▶ Work instructions: If a line of the data below holds the word "Subsequent", list it.

▶ Data to use:
<<<<

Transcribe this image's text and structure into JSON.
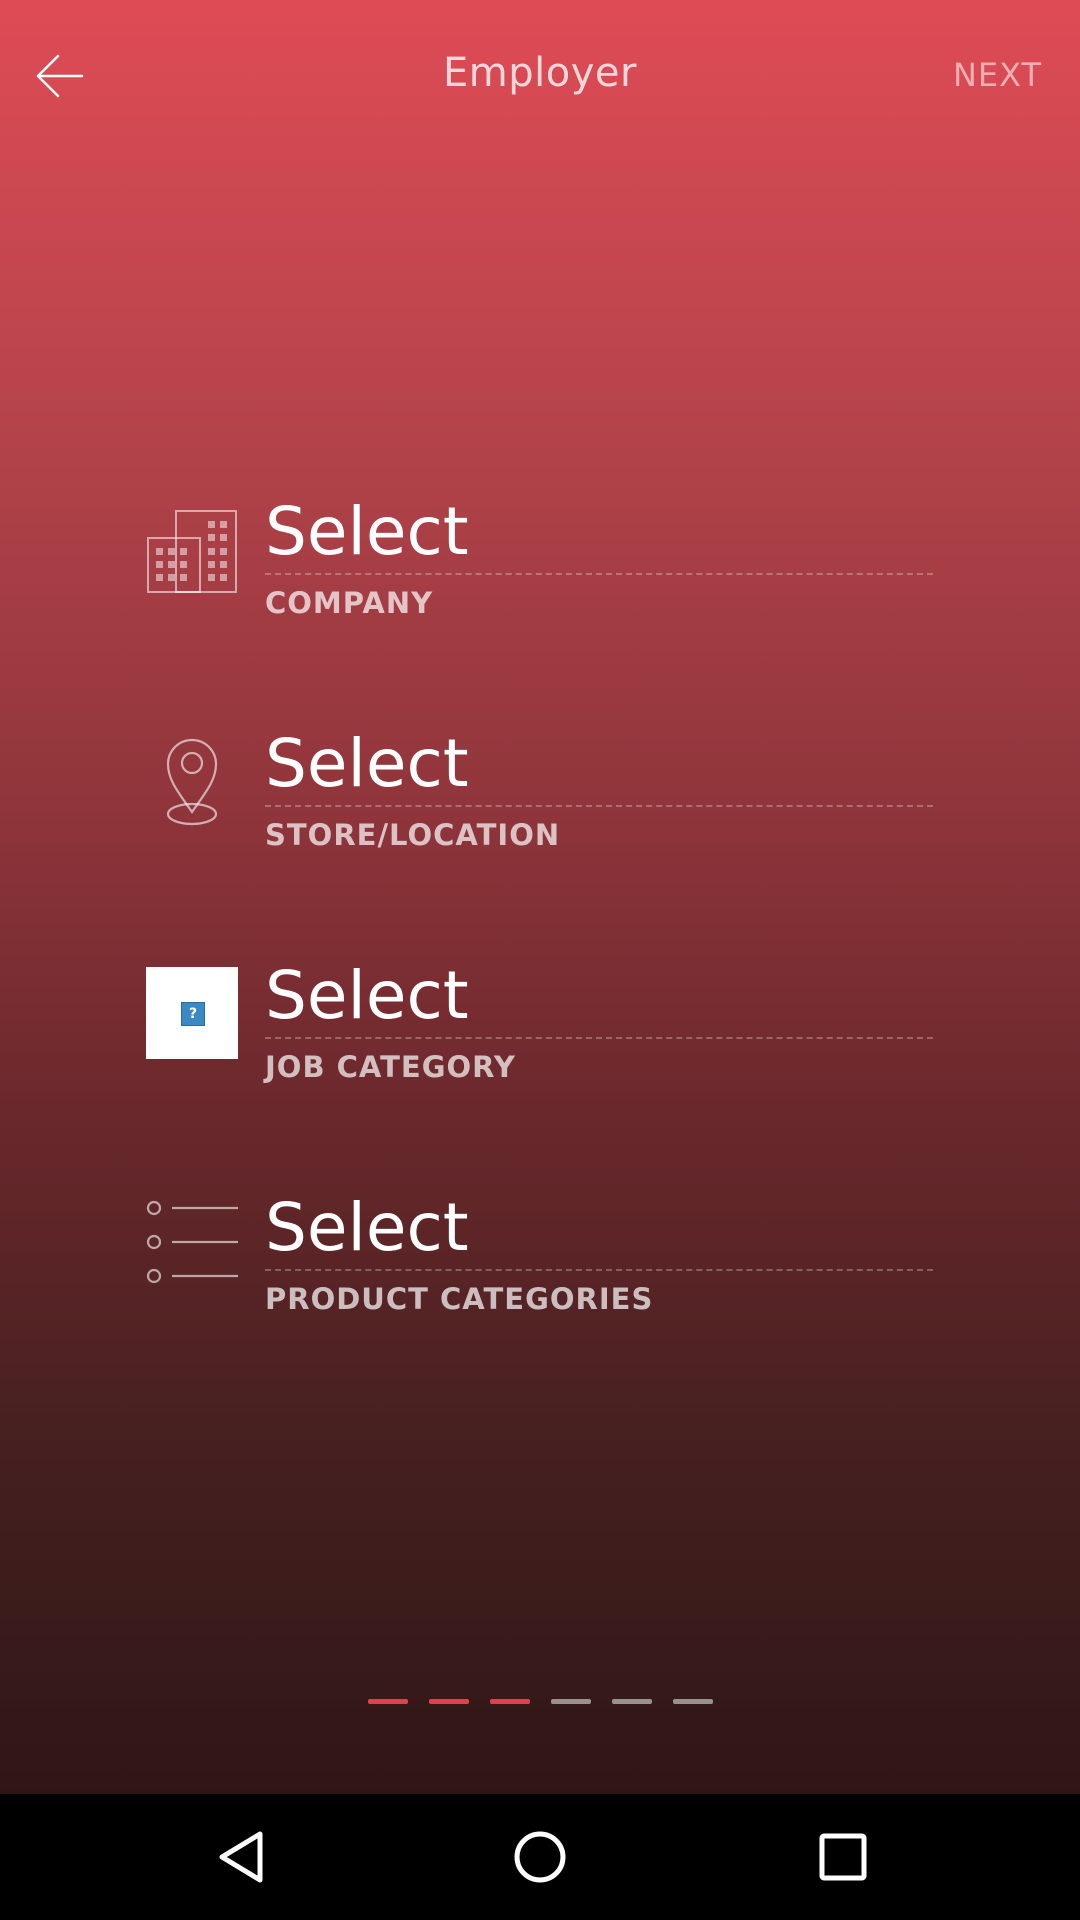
{
  "header": {
    "title": "Employer",
    "next_label": "NEXT"
  },
  "fields": [
    {
      "value": "Select",
      "label": "COMPANY",
      "icon": "building-icon"
    },
    {
      "value": "Select",
      "label": "STORE/LOCATION",
      "icon": "location-pin-icon"
    },
    {
      "value": "Select",
      "label": "JOB CATEGORY",
      "icon": "broken-image-icon"
    },
    {
      "value": "Select",
      "label": "PRODUCT CATEGORIES",
      "icon": "list-icon"
    }
  ],
  "progress": {
    "total_steps": 6,
    "completed_steps": 3,
    "active_color": "#e0414d",
    "inactive_color": "#9a9090"
  },
  "navbar": {
    "back": "back-triangle-icon",
    "home": "home-circle-icon",
    "recents": "recents-square-icon"
  }
}
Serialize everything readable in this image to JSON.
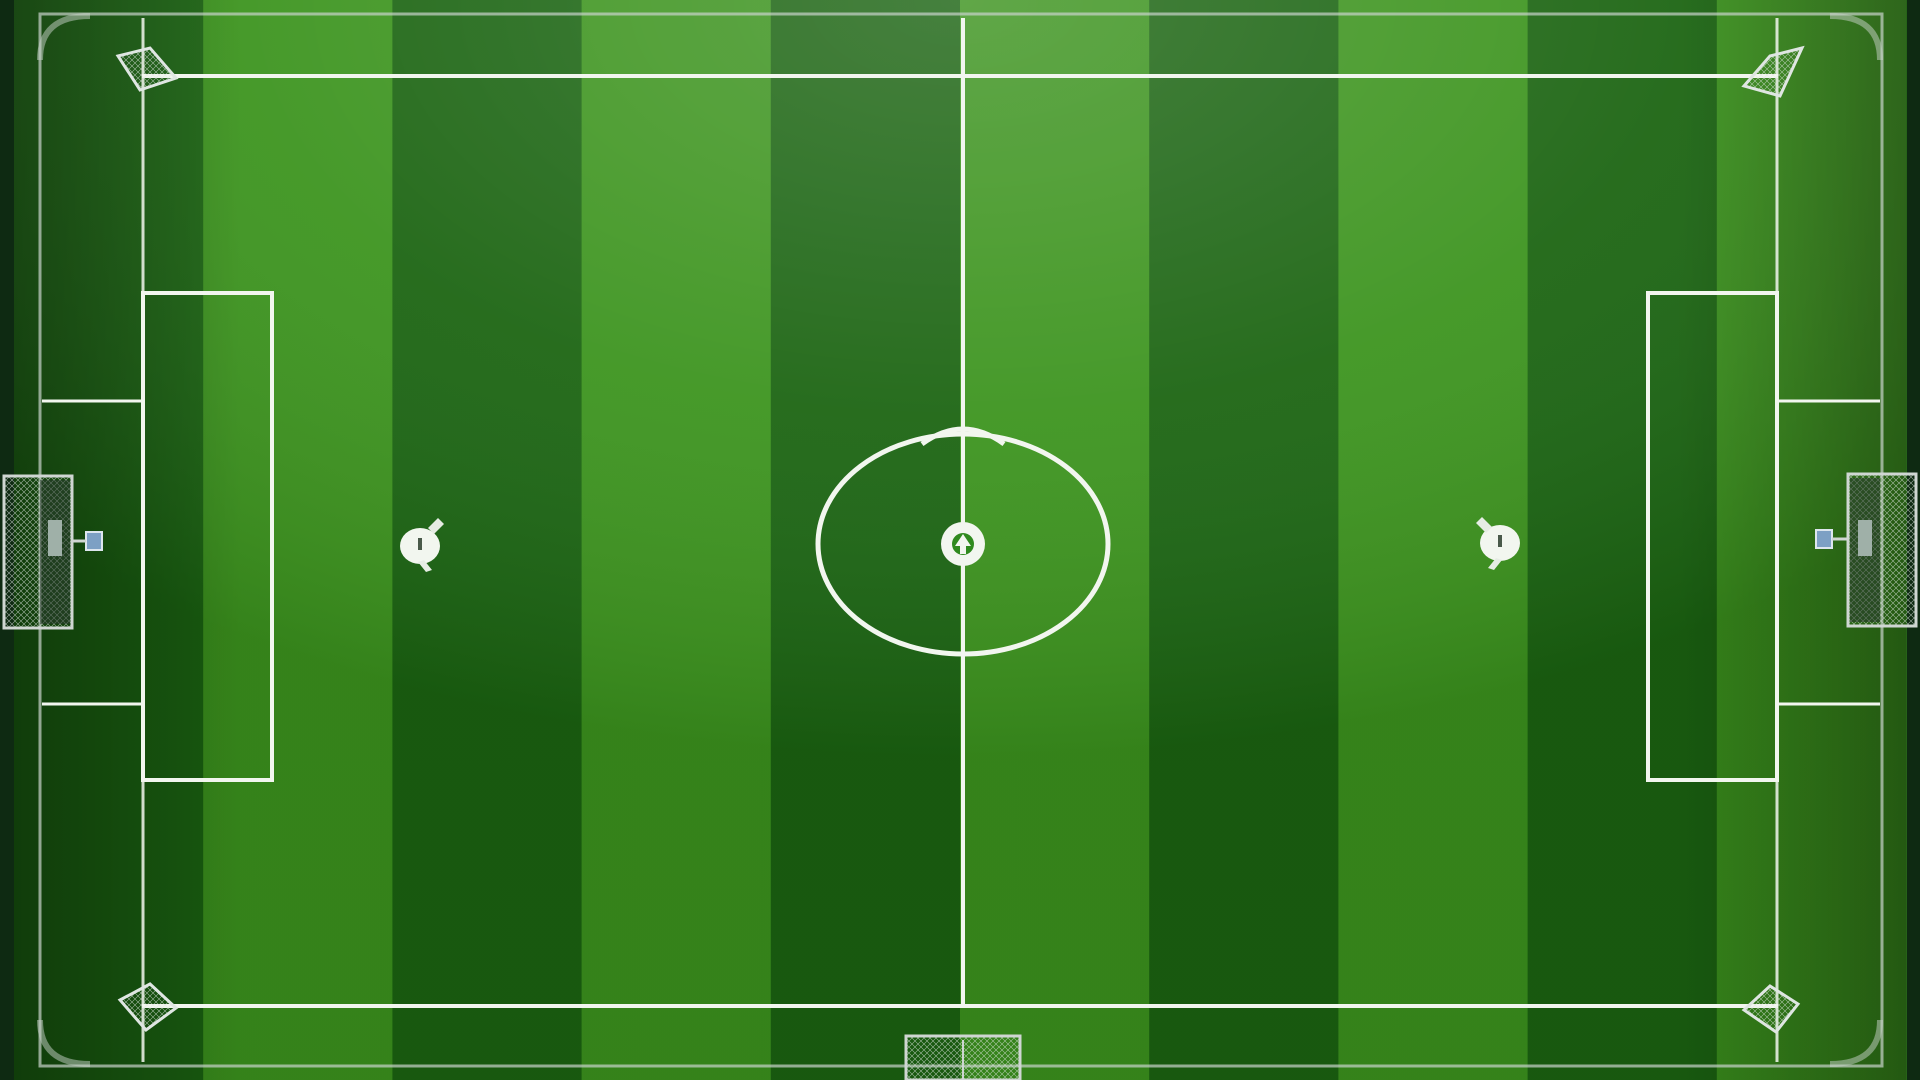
{
  "scene": {
    "title": "",
    "description_visible_text": ""
  },
  "colors": {
    "outer_background": "#0e2a12",
    "pitch_dark": "#1c6a12",
    "pitch_light": "#3f9c1f",
    "pitch_highlight": "#6cc536",
    "line_white": "#f2f6ef",
    "goal_frame": "#cfd6d2"
  },
  "pitch": {
    "stripes": 10,
    "features": [
      "center-line",
      "center-circle",
      "center-spot",
      "left-penalty-box",
      "right-penalty-box",
      "left-goal",
      "right-goal",
      "bottom-goal",
      "corner-goals"
    ]
  },
  "players": [
    {
      "id": "left-player",
      "side": "left"
    },
    {
      "id": "right-player",
      "side": "right"
    }
  ]
}
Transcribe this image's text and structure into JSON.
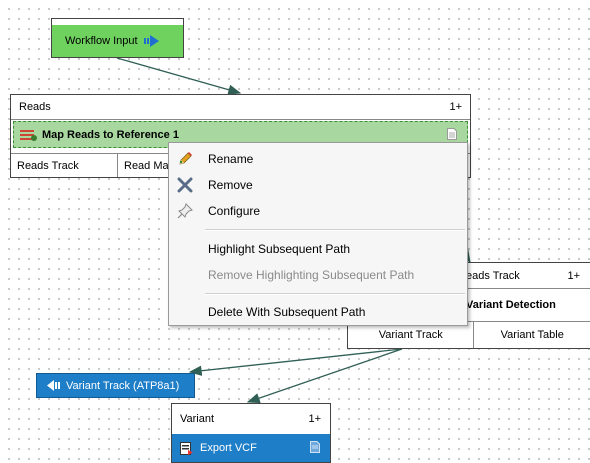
{
  "workflow_input": {
    "label": "Workflow Input"
  },
  "map_reads": {
    "input_label": "Reads",
    "input_count": "1+",
    "title": "Map Reads to Reference 1",
    "outputs": [
      "Reads Track",
      "Read Ma"
    ]
  },
  "context_menu": {
    "items": [
      {
        "label": "Rename",
        "icon": "pencil-icon",
        "enabled": true
      },
      {
        "label": "Remove",
        "icon": "x-icon",
        "enabled": true
      },
      {
        "label": "Configure",
        "icon": "pin-icon",
        "enabled": true
      },
      {
        "label": "Highlight Subsequent Path",
        "enabled": true
      },
      {
        "label": "Remove Highlighting Subsequent Path",
        "enabled": false
      },
      {
        "label": "Delete With Subsequent Path",
        "enabled": true
      }
    ]
  },
  "variant_detection": {
    "input_label": "eads Track",
    "input_count": "1+",
    "title": "Variant Detection",
    "outputs": [
      "Variant Track",
      "Variant Table"
    ]
  },
  "variant_track_output": {
    "label": "Variant Track (ATP8a1)"
  },
  "export_vcf": {
    "input_label": "Variant",
    "input_count": "1+",
    "title": "Export VCF"
  },
  "colors": {
    "input_green": "#6fd25f",
    "selected_green": "#a8d8a0",
    "output_blue": "#1e7ec8",
    "connector": "#2f5f55"
  }
}
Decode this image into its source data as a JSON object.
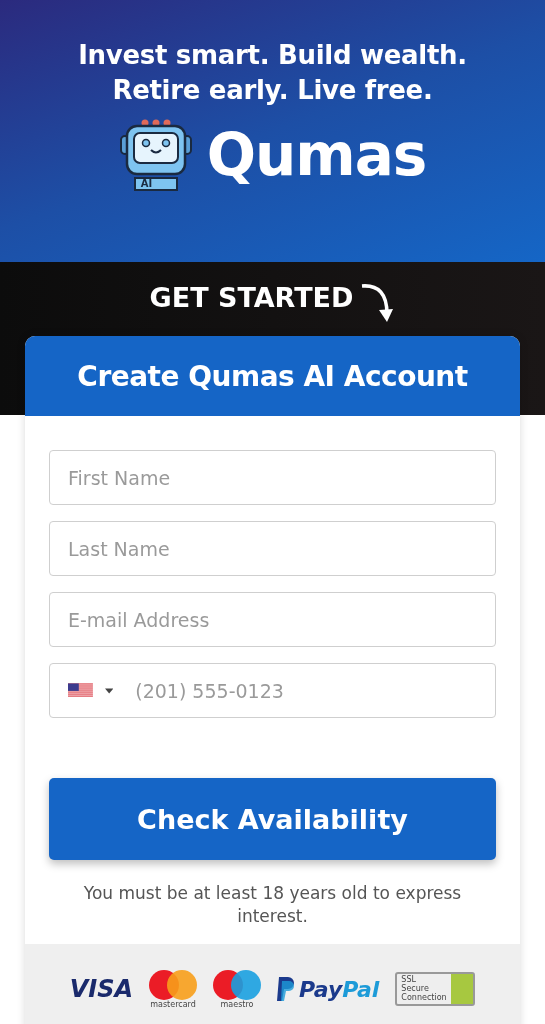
{
  "hero": {
    "headline_lines": [
      "Invest smart. Build wealth.",
      "Retire early. Live free."
    ],
    "brand": "Qumas",
    "robot_badge": "AI"
  },
  "cta_band": {
    "label": "GET STARTED"
  },
  "form": {
    "title": "Create Qumas AI Account",
    "fields": [
      {
        "kind": "text",
        "placeholder": "First Name"
      },
      {
        "kind": "text",
        "placeholder": "Last Name"
      },
      {
        "kind": "text",
        "placeholder": "E-mail Address"
      },
      {
        "kind": "phone",
        "placeholder": "(201) 555-0123"
      }
    ],
    "submit": "Check Availability",
    "note": "You must be at least 18 years old to express interest."
  },
  "payments": {
    "visa": "VISA",
    "mastercard": "mastercard",
    "maestro": "maestro",
    "paypal_a": "Pay",
    "paypal_b": "Pal",
    "ssl_lines": [
      "SSL",
      "Secure",
      "Connection"
    ]
  }
}
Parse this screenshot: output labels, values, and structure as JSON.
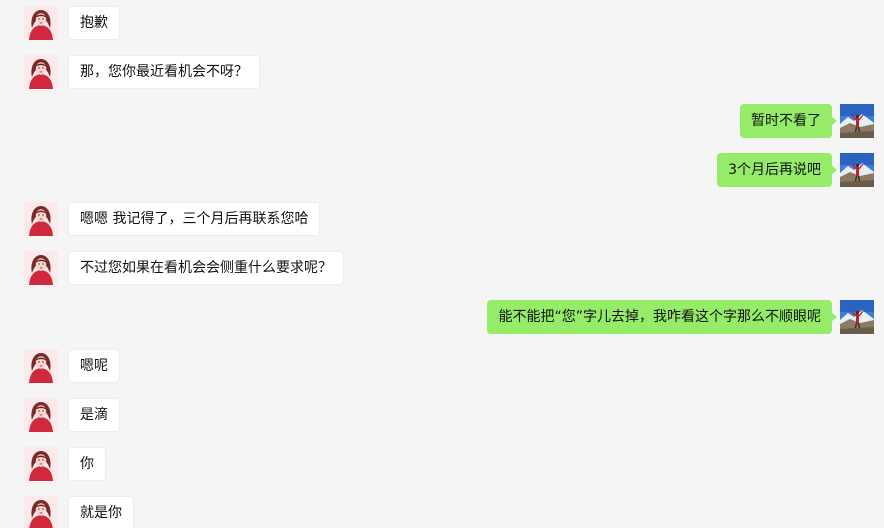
{
  "colors": {
    "background": "#f5f5f5",
    "incoming_bubble": "#ffffff",
    "outgoing_bubble": "#95ec69"
  },
  "avatars": {
    "contact": "woman-red-dress-avatar",
    "self": "mountain-landscape-avatar"
  },
  "messages": [
    {
      "sender": "contact",
      "text": "抱歉"
    },
    {
      "sender": "contact",
      "text": "那，您你最近看机会不呀？"
    },
    {
      "sender": "self",
      "text": "暂时不看了"
    },
    {
      "sender": "self",
      "text": "3个月后再说吧"
    },
    {
      "sender": "contact",
      "text": "嗯嗯  我记得了，三个月后再联系您哈"
    },
    {
      "sender": "contact",
      "text": "不过您如果在看机会会侧重什么要求呢？"
    },
    {
      "sender": "self",
      "text": "能不能把“您”字儿去掉，我咋看这个字那么不顺眼呢"
    },
    {
      "sender": "contact",
      "text": "嗯呢"
    },
    {
      "sender": "contact",
      "text": "是滴"
    },
    {
      "sender": "contact",
      "text": "你"
    },
    {
      "sender": "contact",
      "text": "就是你"
    }
  ]
}
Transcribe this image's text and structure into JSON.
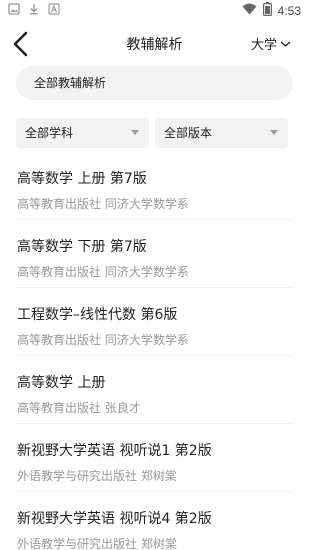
{
  "status_bar": {
    "time": "4:53",
    "left_icons": [
      "image-icon",
      "download-icon",
      "a-box-icon"
    ],
    "right_icons": [
      "wifi-icon",
      "battery-icon"
    ]
  },
  "header": {
    "title": "教辅解析",
    "level_label": "大学"
  },
  "search": {
    "label": "全部教辅解析"
  },
  "filters": {
    "subject": "全部学科",
    "edition": "全部版本"
  },
  "books": [
    {
      "name": "高等数学 上册 第7版",
      "meta": "高等教育出版社 同济大学数学系"
    },
    {
      "name": "高等数学 下册 第7版",
      "meta": "高等教育出版社 同济大学数学系"
    },
    {
      "name": "工程数学–线性代数 第6版",
      "meta": "高等教育出版社 同济大学数学系"
    },
    {
      "name": "高等数学 上册",
      "meta": "高等教育出版社 张良才"
    },
    {
      "name": "新视野大学英语 视听说1 第2版",
      "meta": "外语教学与研究出版社 郑树棠"
    },
    {
      "name": "新视野大学英语 视听说4 第2版",
      "meta": "外语教学与研究出版社 郑树棠"
    }
  ],
  "colors": {
    "background": "#ffffff",
    "pill": "#f2f2f2",
    "text": "#222222",
    "secondary_text": "#999999"
  }
}
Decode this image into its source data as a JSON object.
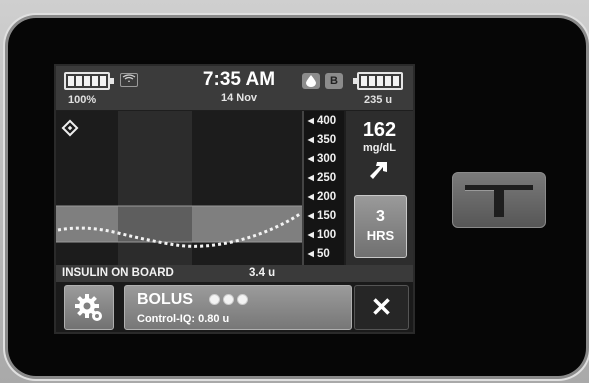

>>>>

▶ Task result:
        "label": "Highlight Subsequent Path",
        "label": "Remove Highlighting Subsequent Path",
        "label": "Delete With Subsequent Path",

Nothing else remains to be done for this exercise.